6. Buyuk Hendek Street
Buyuk Hendek Street offers a very different route for its visitors. The biggest synagogue of Istanbul, Neve Salom Synagogue is situated here. After passing by the restaurants and cafes lined on both side of the street, you reach Sishane.
If you go a little up to the right side, you can reach Mesrutiyet Street where Pera Palace Hotel and Soho House Istanbul is located and you can feel the historical atmosphere at Tepebasi.
Alternatively, you can also reach Tunnel Square, the beginning of Istiklal Avenue, via the steps next to Beyoglu Municipality building.
7. Yuksek Kaldirim Street
You can see visitors in big groups walking down the street after visiting Galata Tower. This avenue is called Yuksek Kaldirim and it’s a steep ramp that connects Karakoy Square to Istiklal Avenue.
The Tunnel system between Karakoy and Istiklal was constructed in 1875 by a French origin engineer who was fed up with walking up and down that slope.
You can see important structures like Askenaz Synagogue on Yuksek Kaldirim Avenue. You can go back to reach Karakoy and Galata Bridge by ending your trip early.
8. Galip Dede Street

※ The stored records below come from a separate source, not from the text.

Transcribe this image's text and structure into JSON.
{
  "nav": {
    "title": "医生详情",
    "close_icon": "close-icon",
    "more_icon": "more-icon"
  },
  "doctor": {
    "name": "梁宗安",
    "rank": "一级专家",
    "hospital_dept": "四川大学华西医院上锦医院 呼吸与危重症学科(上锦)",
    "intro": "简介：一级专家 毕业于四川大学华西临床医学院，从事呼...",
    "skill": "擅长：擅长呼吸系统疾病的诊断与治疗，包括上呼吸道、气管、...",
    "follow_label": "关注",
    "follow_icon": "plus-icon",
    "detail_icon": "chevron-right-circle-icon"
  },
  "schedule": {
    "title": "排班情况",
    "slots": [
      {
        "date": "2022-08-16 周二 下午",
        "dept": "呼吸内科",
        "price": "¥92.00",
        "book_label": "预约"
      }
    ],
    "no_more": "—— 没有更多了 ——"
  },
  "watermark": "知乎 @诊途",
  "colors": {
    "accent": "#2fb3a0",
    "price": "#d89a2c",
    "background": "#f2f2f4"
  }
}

After visiting Galata Tower, if you walk down the slope, you can reach Karakoy via Yuksek Kaldirim and if you walk up the slope, you can reach Istiklal Avenue via Galip Dede Street.
During Ottoman Empire, the merchants that sold the same goods would sell their goods on the same street. Therefore, the competition among them would benefit the public and it would make finding what you needed quite easy. This also the main philosophy behind the shopping areas like the Grand Bazaar and the Spice Bazaar.
It’s still possible to see come across markets that still function in the neighborhoods of Beyoglu. For example, Hırdavatçılar Çarşısı (Hardware Stores) or Müzik Aletleri Çarşısı (Musical Instruments Market) on Galip Dede Street are such examples.
You can also find one of Istanbul’s secret treasures while you walk up on Galip Dede Street through musical instruments shops.
Galata Mevlevihanesi Museum (Whirling Dervishes Museum) on this avenue is one of the most interesting museums in Istanbul. Moreover, Whirling Dervishes Show is also performed here on specific days of the week. It’s considered as one of the top things to do in Galata Istanbul.
Galata Cafes and Restaurants
It’s a must do to take a coffee or tea break on your Istanbul Galata Neighborhood route or try one of the restaurants for some amazing food.
I would like to make a few suggestions in this part of the article because it so happens that the visitors forget eating and drinking while they are busy with taking photos and enjoying the scene here.
1. Privato Cafe
Privato Cafe is a really elegant and nice place that I also included in my Best Breakfast Places in Istanbul. You can have breakfast at Privato Cafe, but you can alternatively take a break to snack. It’s one of the places in Istanbul where you will feel special.
2. Lavazza Coffee Shop
Lavazza is a shop where I drink coffee every time I visit that area. I find the view of Galata Tower and its square from the shop. If you use your imagination a little, I can tell you that you will feel like at a touristic spot in Paris.
You can take this cafe as a great place for watching people walking by and take a rest from your trip.
3. Kuledibi Guney Restaurant
Guney Restaurant has been serving nice food since 1964. If you look a place to eat near Galata Tower, Guney Restaurant is nice place to have some tasty snacks.
You are able to reach to Istiklal Avenue from Guney Restaurant only in minutes. If you would like to discover Istanbul Galata Neighborhood, you may enter Serdar-i Ekrem Street after your break at Guney Restaurant.
4. Mavra Café Design Workshop
The rising popularity of Galata in recent years has led to the opening of new places in the area. Mavra Cafe is one of those recently opened cafes.
The café is owned by a ceramic artist and it is reflected in the amazing decor and the attractiveness of the shop. Mavra Café is located right opposite to Dogan Apartment, one of Istanbul’s most beautiful buildings.
Written By Serhat Engul